EXTRACTED ENTRIES Block Start

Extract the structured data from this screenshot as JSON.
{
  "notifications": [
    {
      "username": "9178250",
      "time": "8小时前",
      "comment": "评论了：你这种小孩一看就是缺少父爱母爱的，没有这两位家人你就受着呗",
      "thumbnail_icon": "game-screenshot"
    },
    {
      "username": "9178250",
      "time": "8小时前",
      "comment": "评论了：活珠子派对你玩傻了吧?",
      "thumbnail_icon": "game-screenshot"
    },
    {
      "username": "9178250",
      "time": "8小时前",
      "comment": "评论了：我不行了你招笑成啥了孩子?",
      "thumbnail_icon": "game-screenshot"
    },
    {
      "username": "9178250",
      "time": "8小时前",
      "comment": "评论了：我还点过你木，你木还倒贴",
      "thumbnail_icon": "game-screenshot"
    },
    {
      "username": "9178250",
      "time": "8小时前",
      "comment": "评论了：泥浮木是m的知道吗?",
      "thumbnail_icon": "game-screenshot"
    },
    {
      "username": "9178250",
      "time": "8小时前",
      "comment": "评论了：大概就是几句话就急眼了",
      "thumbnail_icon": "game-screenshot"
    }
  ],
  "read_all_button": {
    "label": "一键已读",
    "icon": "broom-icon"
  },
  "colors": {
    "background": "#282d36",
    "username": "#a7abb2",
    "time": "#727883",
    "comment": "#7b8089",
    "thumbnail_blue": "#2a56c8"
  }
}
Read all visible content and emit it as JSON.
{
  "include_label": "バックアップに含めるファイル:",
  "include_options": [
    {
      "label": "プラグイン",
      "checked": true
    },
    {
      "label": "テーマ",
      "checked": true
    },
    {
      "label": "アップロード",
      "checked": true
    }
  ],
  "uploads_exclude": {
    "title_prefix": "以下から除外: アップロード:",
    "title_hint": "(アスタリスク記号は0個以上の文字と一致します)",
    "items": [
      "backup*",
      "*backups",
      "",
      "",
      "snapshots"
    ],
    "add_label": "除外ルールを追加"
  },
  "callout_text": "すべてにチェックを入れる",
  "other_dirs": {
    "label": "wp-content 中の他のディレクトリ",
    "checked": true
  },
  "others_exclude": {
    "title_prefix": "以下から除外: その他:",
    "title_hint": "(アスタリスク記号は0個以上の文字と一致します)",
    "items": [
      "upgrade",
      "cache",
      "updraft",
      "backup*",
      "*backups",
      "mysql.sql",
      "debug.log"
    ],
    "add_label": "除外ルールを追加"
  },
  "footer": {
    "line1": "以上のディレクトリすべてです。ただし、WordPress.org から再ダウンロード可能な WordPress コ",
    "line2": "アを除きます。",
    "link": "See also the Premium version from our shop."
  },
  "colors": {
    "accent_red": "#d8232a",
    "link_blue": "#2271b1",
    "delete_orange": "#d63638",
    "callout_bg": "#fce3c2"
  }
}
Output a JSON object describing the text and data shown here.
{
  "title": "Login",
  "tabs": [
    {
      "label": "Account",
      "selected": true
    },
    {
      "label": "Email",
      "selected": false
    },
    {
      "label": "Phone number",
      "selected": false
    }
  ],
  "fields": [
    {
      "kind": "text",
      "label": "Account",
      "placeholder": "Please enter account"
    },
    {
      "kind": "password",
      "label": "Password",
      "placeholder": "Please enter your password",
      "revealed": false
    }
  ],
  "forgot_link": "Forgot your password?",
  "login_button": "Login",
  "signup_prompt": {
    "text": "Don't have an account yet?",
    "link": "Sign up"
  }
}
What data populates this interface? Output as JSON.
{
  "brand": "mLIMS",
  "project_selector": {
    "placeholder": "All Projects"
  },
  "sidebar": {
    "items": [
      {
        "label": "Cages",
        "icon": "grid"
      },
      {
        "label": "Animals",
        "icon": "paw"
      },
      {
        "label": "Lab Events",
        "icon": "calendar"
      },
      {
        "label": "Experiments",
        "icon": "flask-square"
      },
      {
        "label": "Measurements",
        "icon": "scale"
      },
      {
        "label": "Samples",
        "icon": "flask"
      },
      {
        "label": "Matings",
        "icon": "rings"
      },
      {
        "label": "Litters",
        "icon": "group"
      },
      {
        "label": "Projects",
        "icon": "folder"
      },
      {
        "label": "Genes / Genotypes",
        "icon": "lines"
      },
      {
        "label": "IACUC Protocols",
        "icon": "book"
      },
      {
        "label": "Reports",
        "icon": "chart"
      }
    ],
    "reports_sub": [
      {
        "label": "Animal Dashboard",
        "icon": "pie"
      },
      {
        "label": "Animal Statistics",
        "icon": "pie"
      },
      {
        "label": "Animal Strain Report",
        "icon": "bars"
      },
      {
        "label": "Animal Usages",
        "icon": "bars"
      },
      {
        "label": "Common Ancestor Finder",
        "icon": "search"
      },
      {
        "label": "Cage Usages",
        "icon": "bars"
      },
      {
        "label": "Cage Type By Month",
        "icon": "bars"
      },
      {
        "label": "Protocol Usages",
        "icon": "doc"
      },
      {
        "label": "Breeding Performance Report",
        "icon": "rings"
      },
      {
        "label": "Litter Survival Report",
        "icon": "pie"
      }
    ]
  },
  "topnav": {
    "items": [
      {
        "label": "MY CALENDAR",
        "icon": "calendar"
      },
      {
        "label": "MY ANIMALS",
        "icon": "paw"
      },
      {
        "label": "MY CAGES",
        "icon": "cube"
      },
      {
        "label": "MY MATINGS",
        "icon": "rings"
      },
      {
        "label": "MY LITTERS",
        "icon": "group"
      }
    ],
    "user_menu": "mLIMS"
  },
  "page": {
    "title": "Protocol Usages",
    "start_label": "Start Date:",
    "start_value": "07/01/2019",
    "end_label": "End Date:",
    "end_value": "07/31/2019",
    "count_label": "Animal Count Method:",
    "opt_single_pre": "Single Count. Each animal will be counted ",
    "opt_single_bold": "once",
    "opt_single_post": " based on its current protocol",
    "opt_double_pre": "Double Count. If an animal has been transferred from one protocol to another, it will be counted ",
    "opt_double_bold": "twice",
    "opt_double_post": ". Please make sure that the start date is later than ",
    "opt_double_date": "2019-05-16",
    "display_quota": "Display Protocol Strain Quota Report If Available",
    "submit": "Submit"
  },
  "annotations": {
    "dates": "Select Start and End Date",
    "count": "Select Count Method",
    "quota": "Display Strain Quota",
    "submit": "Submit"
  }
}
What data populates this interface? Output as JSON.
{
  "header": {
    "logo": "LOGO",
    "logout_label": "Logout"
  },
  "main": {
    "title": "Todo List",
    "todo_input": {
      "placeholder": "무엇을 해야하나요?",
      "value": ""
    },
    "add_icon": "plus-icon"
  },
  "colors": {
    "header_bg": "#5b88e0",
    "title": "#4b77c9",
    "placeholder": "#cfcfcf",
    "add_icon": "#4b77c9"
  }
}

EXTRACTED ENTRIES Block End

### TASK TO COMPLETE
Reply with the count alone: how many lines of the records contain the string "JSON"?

### RESULT OF THE TASK
5